Write out the records below exactly as they appear, skipping each picture.

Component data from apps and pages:
-----

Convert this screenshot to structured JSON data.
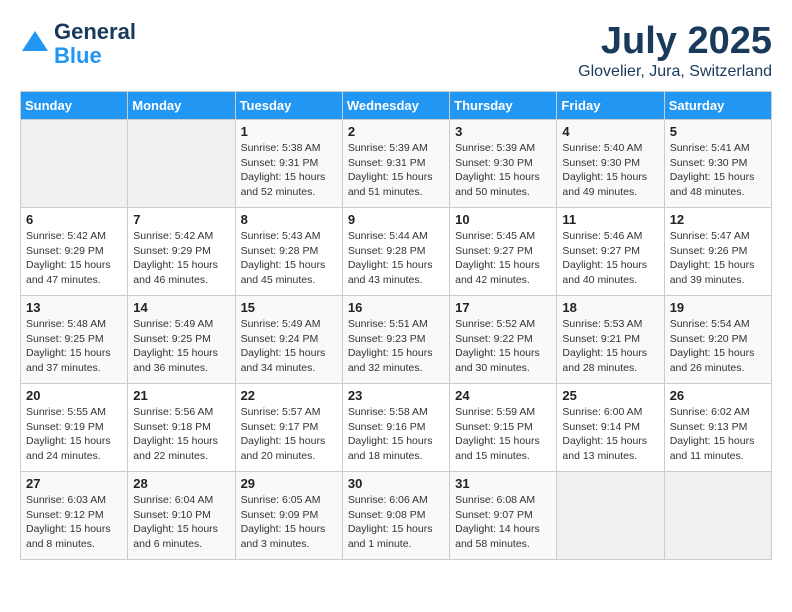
{
  "header": {
    "logo_line1": "General",
    "logo_line2": "Blue",
    "month": "July 2025",
    "location": "Glovelier, Jura, Switzerland"
  },
  "weekdays": [
    "Sunday",
    "Monday",
    "Tuesday",
    "Wednesday",
    "Thursday",
    "Friday",
    "Saturday"
  ],
  "weeks": [
    [
      {
        "day": "",
        "info": ""
      },
      {
        "day": "",
        "info": ""
      },
      {
        "day": "1",
        "info": "Sunrise: 5:38 AM\nSunset: 9:31 PM\nDaylight: 15 hours\nand 52 minutes."
      },
      {
        "day": "2",
        "info": "Sunrise: 5:39 AM\nSunset: 9:31 PM\nDaylight: 15 hours\nand 51 minutes."
      },
      {
        "day": "3",
        "info": "Sunrise: 5:39 AM\nSunset: 9:30 PM\nDaylight: 15 hours\nand 50 minutes."
      },
      {
        "day": "4",
        "info": "Sunrise: 5:40 AM\nSunset: 9:30 PM\nDaylight: 15 hours\nand 49 minutes."
      },
      {
        "day": "5",
        "info": "Sunrise: 5:41 AM\nSunset: 9:30 PM\nDaylight: 15 hours\nand 48 minutes."
      }
    ],
    [
      {
        "day": "6",
        "info": "Sunrise: 5:42 AM\nSunset: 9:29 PM\nDaylight: 15 hours\nand 47 minutes."
      },
      {
        "day": "7",
        "info": "Sunrise: 5:42 AM\nSunset: 9:29 PM\nDaylight: 15 hours\nand 46 minutes."
      },
      {
        "day": "8",
        "info": "Sunrise: 5:43 AM\nSunset: 9:28 PM\nDaylight: 15 hours\nand 45 minutes."
      },
      {
        "day": "9",
        "info": "Sunrise: 5:44 AM\nSunset: 9:28 PM\nDaylight: 15 hours\nand 43 minutes."
      },
      {
        "day": "10",
        "info": "Sunrise: 5:45 AM\nSunset: 9:27 PM\nDaylight: 15 hours\nand 42 minutes."
      },
      {
        "day": "11",
        "info": "Sunrise: 5:46 AM\nSunset: 9:27 PM\nDaylight: 15 hours\nand 40 minutes."
      },
      {
        "day": "12",
        "info": "Sunrise: 5:47 AM\nSunset: 9:26 PM\nDaylight: 15 hours\nand 39 minutes."
      }
    ],
    [
      {
        "day": "13",
        "info": "Sunrise: 5:48 AM\nSunset: 9:25 PM\nDaylight: 15 hours\nand 37 minutes."
      },
      {
        "day": "14",
        "info": "Sunrise: 5:49 AM\nSunset: 9:25 PM\nDaylight: 15 hours\nand 36 minutes."
      },
      {
        "day": "15",
        "info": "Sunrise: 5:49 AM\nSunset: 9:24 PM\nDaylight: 15 hours\nand 34 minutes."
      },
      {
        "day": "16",
        "info": "Sunrise: 5:51 AM\nSunset: 9:23 PM\nDaylight: 15 hours\nand 32 minutes."
      },
      {
        "day": "17",
        "info": "Sunrise: 5:52 AM\nSunset: 9:22 PM\nDaylight: 15 hours\nand 30 minutes."
      },
      {
        "day": "18",
        "info": "Sunrise: 5:53 AM\nSunset: 9:21 PM\nDaylight: 15 hours\nand 28 minutes."
      },
      {
        "day": "19",
        "info": "Sunrise: 5:54 AM\nSunset: 9:20 PM\nDaylight: 15 hours\nand 26 minutes."
      }
    ],
    [
      {
        "day": "20",
        "info": "Sunrise: 5:55 AM\nSunset: 9:19 PM\nDaylight: 15 hours\nand 24 minutes."
      },
      {
        "day": "21",
        "info": "Sunrise: 5:56 AM\nSunset: 9:18 PM\nDaylight: 15 hours\nand 22 minutes."
      },
      {
        "day": "22",
        "info": "Sunrise: 5:57 AM\nSunset: 9:17 PM\nDaylight: 15 hours\nand 20 minutes."
      },
      {
        "day": "23",
        "info": "Sunrise: 5:58 AM\nSunset: 9:16 PM\nDaylight: 15 hours\nand 18 minutes."
      },
      {
        "day": "24",
        "info": "Sunrise: 5:59 AM\nSunset: 9:15 PM\nDaylight: 15 hours\nand 15 minutes."
      },
      {
        "day": "25",
        "info": "Sunrise: 6:00 AM\nSunset: 9:14 PM\nDaylight: 15 hours\nand 13 minutes."
      },
      {
        "day": "26",
        "info": "Sunrise: 6:02 AM\nSunset: 9:13 PM\nDaylight: 15 hours\nand 11 minutes."
      }
    ],
    [
      {
        "day": "27",
        "info": "Sunrise: 6:03 AM\nSunset: 9:12 PM\nDaylight: 15 hours\nand 8 minutes."
      },
      {
        "day": "28",
        "info": "Sunrise: 6:04 AM\nSunset: 9:10 PM\nDaylight: 15 hours\nand 6 minutes."
      },
      {
        "day": "29",
        "info": "Sunrise: 6:05 AM\nSunset: 9:09 PM\nDaylight: 15 hours\nand 3 minutes."
      },
      {
        "day": "30",
        "info": "Sunrise: 6:06 AM\nSunset: 9:08 PM\nDaylight: 15 hours\nand 1 minute."
      },
      {
        "day": "31",
        "info": "Sunrise: 6:08 AM\nSunset: 9:07 PM\nDaylight: 14 hours\nand 58 minutes."
      },
      {
        "day": "",
        "info": ""
      },
      {
        "day": "",
        "info": ""
      }
    ]
  ]
}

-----

**OUTPUT FOR THIS TASK:**
Convert this screenshot to structured JSON data.
{
  "header": {
    "logo_line1": "General",
    "logo_line2": "Blue",
    "month": "July 2025",
    "location": "Glovelier, Jura, Switzerland"
  },
  "weekdays": [
    "Sunday",
    "Monday",
    "Tuesday",
    "Wednesday",
    "Thursday",
    "Friday",
    "Saturday"
  ],
  "weeks": [
    [
      {
        "day": "",
        "info": ""
      },
      {
        "day": "",
        "info": ""
      },
      {
        "day": "1",
        "info": "Sunrise: 5:38 AM\nSunset: 9:31 PM\nDaylight: 15 hours\nand 52 minutes."
      },
      {
        "day": "2",
        "info": "Sunrise: 5:39 AM\nSunset: 9:31 PM\nDaylight: 15 hours\nand 51 minutes."
      },
      {
        "day": "3",
        "info": "Sunrise: 5:39 AM\nSunset: 9:30 PM\nDaylight: 15 hours\nand 50 minutes."
      },
      {
        "day": "4",
        "info": "Sunrise: 5:40 AM\nSunset: 9:30 PM\nDaylight: 15 hours\nand 49 minutes."
      },
      {
        "day": "5",
        "info": "Sunrise: 5:41 AM\nSunset: 9:30 PM\nDaylight: 15 hours\nand 48 minutes."
      }
    ],
    [
      {
        "day": "6",
        "info": "Sunrise: 5:42 AM\nSunset: 9:29 PM\nDaylight: 15 hours\nand 47 minutes."
      },
      {
        "day": "7",
        "info": "Sunrise: 5:42 AM\nSunset: 9:29 PM\nDaylight: 15 hours\nand 46 minutes."
      },
      {
        "day": "8",
        "info": "Sunrise: 5:43 AM\nSunset: 9:28 PM\nDaylight: 15 hours\nand 45 minutes."
      },
      {
        "day": "9",
        "info": "Sunrise: 5:44 AM\nSunset: 9:28 PM\nDaylight: 15 hours\nand 43 minutes."
      },
      {
        "day": "10",
        "info": "Sunrise: 5:45 AM\nSunset: 9:27 PM\nDaylight: 15 hours\nand 42 minutes."
      },
      {
        "day": "11",
        "info": "Sunrise: 5:46 AM\nSunset: 9:27 PM\nDaylight: 15 hours\nand 40 minutes."
      },
      {
        "day": "12",
        "info": "Sunrise: 5:47 AM\nSunset: 9:26 PM\nDaylight: 15 hours\nand 39 minutes."
      }
    ],
    [
      {
        "day": "13",
        "info": "Sunrise: 5:48 AM\nSunset: 9:25 PM\nDaylight: 15 hours\nand 37 minutes."
      },
      {
        "day": "14",
        "info": "Sunrise: 5:49 AM\nSunset: 9:25 PM\nDaylight: 15 hours\nand 36 minutes."
      },
      {
        "day": "15",
        "info": "Sunrise: 5:49 AM\nSunset: 9:24 PM\nDaylight: 15 hours\nand 34 minutes."
      },
      {
        "day": "16",
        "info": "Sunrise: 5:51 AM\nSunset: 9:23 PM\nDaylight: 15 hours\nand 32 minutes."
      },
      {
        "day": "17",
        "info": "Sunrise: 5:52 AM\nSunset: 9:22 PM\nDaylight: 15 hours\nand 30 minutes."
      },
      {
        "day": "18",
        "info": "Sunrise: 5:53 AM\nSunset: 9:21 PM\nDaylight: 15 hours\nand 28 minutes."
      },
      {
        "day": "19",
        "info": "Sunrise: 5:54 AM\nSunset: 9:20 PM\nDaylight: 15 hours\nand 26 minutes."
      }
    ],
    [
      {
        "day": "20",
        "info": "Sunrise: 5:55 AM\nSunset: 9:19 PM\nDaylight: 15 hours\nand 24 minutes."
      },
      {
        "day": "21",
        "info": "Sunrise: 5:56 AM\nSunset: 9:18 PM\nDaylight: 15 hours\nand 22 minutes."
      },
      {
        "day": "22",
        "info": "Sunrise: 5:57 AM\nSunset: 9:17 PM\nDaylight: 15 hours\nand 20 minutes."
      },
      {
        "day": "23",
        "info": "Sunrise: 5:58 AM\nSunset: 9:16 PM\nDaylight: 15 hours\nand 18 minutes."
      },
      {
        "day": "24",
        "info": "Sunrise: 5:59 AM\nSunset: 9:15 PM\nDaylight: 15 hours\nand 15 minutes."
      },
      {
        "day": "25",
        "info": "Sunrise: 6:00 AM\nSunset: 9:14 PM\nDaylight: 15 hours\nand 13 minutes."
      },
      {
        "day": "26",
        "info": "Sunrise: 6:02 AM\nSunset: 9:13 PM\nDaylight: 15 hours\nand 11 minutes."
      }
    ],
    [
      {
        "day": "27",
        "info": "Sunrise: 6:03 AM\nSunset: 9:12 PM\nDaylight: 15 hours\nand 8 minutes."
      },
      {
        "day": "28",
        "info": "Sunrise: 6:04 AM\nSunset: 9:10 PM\nDaylight: 15 hours\nand 6 minutes."
      },
      {
        "day": "29",
        "info": "Sunrise: 6:05 AM\nSunset: 9:09 PM\nDaylight: 15 hours\nand 3 minutes."
      },
      {
        "day": "30",
        "info": "Sunrise: 6:06 AM\nSunset: 9:08 PM\nDaylight: 15 hours\nand 1 minute."
      },
      {
        "day": "31",
        "info": "Sunrise: 6:08 AM\nSunset: 9:07 PM\nDaylight: 14 hours\nand 58 minutes."
      },
      {
        "day": "",
        "info": ""
      },
      {
        "day": "",
        "info": ""
      }
    ]
  ]
}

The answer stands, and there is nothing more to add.